• [Exercise goal]: Within the entries below, find the lines that hold "data" and report only how many there are.

-.-.-

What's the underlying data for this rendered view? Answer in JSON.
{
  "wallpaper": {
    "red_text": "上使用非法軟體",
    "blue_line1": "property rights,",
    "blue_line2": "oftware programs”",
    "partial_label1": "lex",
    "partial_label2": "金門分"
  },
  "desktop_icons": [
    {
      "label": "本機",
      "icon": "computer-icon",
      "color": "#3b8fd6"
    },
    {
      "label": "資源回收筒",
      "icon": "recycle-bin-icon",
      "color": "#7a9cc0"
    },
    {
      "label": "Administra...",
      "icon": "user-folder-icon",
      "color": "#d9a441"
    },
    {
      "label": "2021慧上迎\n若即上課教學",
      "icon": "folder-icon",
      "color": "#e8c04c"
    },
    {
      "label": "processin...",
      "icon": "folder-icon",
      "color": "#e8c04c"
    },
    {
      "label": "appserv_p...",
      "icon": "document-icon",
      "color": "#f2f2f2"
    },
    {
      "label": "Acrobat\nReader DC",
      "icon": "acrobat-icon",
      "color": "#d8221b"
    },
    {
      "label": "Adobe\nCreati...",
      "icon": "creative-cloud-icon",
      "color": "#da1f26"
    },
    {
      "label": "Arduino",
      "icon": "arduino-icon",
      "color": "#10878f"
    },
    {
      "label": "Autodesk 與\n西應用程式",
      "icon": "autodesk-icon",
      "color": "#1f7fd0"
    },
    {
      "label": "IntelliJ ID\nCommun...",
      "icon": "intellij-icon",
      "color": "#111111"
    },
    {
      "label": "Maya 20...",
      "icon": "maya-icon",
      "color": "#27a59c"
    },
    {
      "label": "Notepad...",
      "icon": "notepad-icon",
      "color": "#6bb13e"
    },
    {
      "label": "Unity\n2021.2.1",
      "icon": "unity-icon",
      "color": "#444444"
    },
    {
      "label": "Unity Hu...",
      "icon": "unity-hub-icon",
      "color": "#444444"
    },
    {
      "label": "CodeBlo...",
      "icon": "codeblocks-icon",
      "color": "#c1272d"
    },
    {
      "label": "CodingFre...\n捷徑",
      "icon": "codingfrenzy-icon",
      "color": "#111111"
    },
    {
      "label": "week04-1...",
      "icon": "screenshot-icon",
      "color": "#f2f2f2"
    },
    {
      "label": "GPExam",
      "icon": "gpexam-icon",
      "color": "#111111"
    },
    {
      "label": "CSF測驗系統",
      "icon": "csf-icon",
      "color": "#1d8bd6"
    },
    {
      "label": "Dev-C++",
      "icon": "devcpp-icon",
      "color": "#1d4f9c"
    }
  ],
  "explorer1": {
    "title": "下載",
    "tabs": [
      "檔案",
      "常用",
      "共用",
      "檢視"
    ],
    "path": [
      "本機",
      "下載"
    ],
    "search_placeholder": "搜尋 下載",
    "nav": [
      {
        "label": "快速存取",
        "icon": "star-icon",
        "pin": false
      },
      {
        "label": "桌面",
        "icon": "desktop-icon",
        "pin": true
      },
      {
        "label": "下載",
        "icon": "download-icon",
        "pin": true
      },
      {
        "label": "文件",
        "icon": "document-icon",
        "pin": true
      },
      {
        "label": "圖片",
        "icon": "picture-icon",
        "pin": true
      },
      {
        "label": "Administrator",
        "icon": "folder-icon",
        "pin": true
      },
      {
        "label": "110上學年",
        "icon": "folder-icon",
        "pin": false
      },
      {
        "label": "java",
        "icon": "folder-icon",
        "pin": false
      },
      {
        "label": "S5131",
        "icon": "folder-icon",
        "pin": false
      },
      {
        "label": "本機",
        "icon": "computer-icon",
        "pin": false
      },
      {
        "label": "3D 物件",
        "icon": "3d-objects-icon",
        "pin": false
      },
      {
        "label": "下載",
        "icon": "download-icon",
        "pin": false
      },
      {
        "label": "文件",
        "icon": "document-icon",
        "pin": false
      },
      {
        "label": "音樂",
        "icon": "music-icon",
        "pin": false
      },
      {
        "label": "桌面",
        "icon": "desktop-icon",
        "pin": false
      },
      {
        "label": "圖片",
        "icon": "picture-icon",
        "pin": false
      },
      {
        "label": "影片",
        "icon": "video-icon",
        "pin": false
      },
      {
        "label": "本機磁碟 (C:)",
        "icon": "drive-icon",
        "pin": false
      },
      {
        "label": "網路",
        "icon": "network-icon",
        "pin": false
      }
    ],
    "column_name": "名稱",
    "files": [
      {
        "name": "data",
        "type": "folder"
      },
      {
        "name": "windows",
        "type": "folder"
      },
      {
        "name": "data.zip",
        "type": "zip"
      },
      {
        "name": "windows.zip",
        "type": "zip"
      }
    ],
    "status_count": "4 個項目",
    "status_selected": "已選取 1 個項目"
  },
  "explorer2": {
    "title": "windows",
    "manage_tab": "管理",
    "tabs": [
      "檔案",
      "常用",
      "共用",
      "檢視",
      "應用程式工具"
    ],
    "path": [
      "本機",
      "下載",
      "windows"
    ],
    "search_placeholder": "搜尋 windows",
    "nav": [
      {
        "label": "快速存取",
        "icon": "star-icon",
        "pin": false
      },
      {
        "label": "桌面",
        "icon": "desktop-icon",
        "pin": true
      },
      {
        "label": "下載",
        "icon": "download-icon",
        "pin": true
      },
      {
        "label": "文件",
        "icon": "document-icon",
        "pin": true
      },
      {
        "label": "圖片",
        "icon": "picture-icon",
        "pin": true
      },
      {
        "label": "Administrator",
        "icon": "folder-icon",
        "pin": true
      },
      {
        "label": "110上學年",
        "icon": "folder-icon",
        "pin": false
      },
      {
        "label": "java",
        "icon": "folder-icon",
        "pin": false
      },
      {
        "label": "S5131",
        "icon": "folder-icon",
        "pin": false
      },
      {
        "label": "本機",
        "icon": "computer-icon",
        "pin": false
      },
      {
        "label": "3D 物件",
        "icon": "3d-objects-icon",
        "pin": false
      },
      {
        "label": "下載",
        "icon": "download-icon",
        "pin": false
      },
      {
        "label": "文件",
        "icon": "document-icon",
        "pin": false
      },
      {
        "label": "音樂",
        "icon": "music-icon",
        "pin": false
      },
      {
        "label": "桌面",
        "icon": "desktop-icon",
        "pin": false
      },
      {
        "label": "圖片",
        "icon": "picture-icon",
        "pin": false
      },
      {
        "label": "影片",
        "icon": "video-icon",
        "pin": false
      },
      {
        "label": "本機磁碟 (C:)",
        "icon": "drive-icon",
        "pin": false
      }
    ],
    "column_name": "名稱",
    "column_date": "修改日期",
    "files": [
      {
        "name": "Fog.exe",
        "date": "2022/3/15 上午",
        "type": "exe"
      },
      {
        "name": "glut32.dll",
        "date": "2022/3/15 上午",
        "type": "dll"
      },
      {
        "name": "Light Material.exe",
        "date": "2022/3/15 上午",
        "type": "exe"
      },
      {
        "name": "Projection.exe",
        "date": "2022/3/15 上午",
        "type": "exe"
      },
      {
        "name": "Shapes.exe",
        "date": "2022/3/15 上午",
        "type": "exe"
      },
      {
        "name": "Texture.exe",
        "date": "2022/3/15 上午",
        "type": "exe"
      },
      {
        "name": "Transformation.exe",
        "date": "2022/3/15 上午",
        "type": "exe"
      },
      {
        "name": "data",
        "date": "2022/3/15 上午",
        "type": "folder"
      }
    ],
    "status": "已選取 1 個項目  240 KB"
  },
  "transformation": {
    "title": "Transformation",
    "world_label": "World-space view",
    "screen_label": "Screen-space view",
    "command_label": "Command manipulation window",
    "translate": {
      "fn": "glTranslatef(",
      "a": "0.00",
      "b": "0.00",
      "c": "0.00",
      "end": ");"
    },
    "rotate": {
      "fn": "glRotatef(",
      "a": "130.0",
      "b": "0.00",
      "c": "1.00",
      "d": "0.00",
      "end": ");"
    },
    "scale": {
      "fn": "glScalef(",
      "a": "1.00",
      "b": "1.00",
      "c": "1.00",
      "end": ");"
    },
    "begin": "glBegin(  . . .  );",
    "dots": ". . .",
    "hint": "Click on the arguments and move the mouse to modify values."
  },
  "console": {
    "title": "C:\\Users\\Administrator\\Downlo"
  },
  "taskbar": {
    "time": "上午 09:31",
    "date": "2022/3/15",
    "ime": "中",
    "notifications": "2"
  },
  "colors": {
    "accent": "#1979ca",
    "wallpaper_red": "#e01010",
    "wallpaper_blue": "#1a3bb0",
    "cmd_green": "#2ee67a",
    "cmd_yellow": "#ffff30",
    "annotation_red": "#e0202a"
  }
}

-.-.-

• [Solution to this exercise]: 4